The rarest member of the Milkworts, a perennial which grows on chalky grassland and limestone pastures.
Rarity:Roughly 11 sites, clustered on the Kent Downs and Lancashire fells.
Cause of decline: Loss of traditionally grazed pastures.
Recent re-working of the taxonomy of this species has placed Kentish Milkwort in its own distinct sub-species, separating it from the other Dwarf Milkwort populations in the Yorkshire Dales.
This means, what was already a rare species, has now become critically endangered, and we are fighting to try and conserve plants in just three remaining sites in Kent.
Monitoring this species is a considerable challenge due to the diminutive size of plants, and as the populations become smaller and more isolated within their sites, it is extremely difficult both to monitor and manage the conservation of the remaining plants.
Two Year Dwarf Milkwort Project
This report describes the results of the work undertaken during the first 2 years of the Dwarf Milkwort project. During this period, annual surveys have been undertaken at two of the three remaining sites for this species in the North Downs of Kent, and habitat conservation work has been undertaken at the smallest and most vulnerable colony. Ten of the sixteen historic sites in the North Downs have also been visited and assessed for habitat suitability.

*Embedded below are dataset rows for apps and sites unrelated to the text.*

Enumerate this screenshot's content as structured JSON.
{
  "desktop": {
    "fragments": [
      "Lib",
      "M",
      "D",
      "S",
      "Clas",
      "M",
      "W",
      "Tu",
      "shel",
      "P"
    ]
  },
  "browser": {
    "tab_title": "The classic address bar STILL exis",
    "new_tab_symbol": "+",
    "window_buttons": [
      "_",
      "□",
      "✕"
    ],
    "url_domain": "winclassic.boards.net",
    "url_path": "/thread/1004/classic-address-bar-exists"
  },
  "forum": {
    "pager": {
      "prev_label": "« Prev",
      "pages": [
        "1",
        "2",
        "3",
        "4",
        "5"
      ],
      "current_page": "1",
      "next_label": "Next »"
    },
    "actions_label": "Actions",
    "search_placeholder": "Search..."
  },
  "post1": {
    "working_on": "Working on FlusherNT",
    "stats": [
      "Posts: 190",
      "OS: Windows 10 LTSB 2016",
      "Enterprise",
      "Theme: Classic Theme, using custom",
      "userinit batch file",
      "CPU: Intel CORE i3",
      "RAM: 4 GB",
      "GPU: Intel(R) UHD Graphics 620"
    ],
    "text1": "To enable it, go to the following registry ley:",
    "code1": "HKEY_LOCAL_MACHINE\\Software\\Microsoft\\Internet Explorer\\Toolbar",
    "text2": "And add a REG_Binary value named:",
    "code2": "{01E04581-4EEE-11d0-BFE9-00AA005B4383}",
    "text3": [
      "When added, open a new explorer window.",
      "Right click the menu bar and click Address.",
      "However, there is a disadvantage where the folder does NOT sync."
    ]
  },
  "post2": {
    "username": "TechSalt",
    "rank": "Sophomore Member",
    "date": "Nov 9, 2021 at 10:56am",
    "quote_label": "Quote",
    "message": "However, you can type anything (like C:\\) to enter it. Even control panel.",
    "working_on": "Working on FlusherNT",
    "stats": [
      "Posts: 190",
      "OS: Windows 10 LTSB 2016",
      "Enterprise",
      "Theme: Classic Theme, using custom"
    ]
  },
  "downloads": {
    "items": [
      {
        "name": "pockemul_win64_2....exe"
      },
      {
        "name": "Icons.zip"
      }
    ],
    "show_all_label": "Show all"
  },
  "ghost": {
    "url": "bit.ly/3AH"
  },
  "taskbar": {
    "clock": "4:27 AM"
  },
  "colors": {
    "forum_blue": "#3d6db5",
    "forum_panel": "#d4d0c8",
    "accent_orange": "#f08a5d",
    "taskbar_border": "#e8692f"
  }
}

The steering group met for the first time in October 2013 and discussed the status of the remaining populations and the potential for conservation work at each of the sites. Seed was collected from the largest colony at Godmersham in June 2014 and sent to the Millennium Seedbank at Kew with the intention of cultivating for a potential reintroduction project.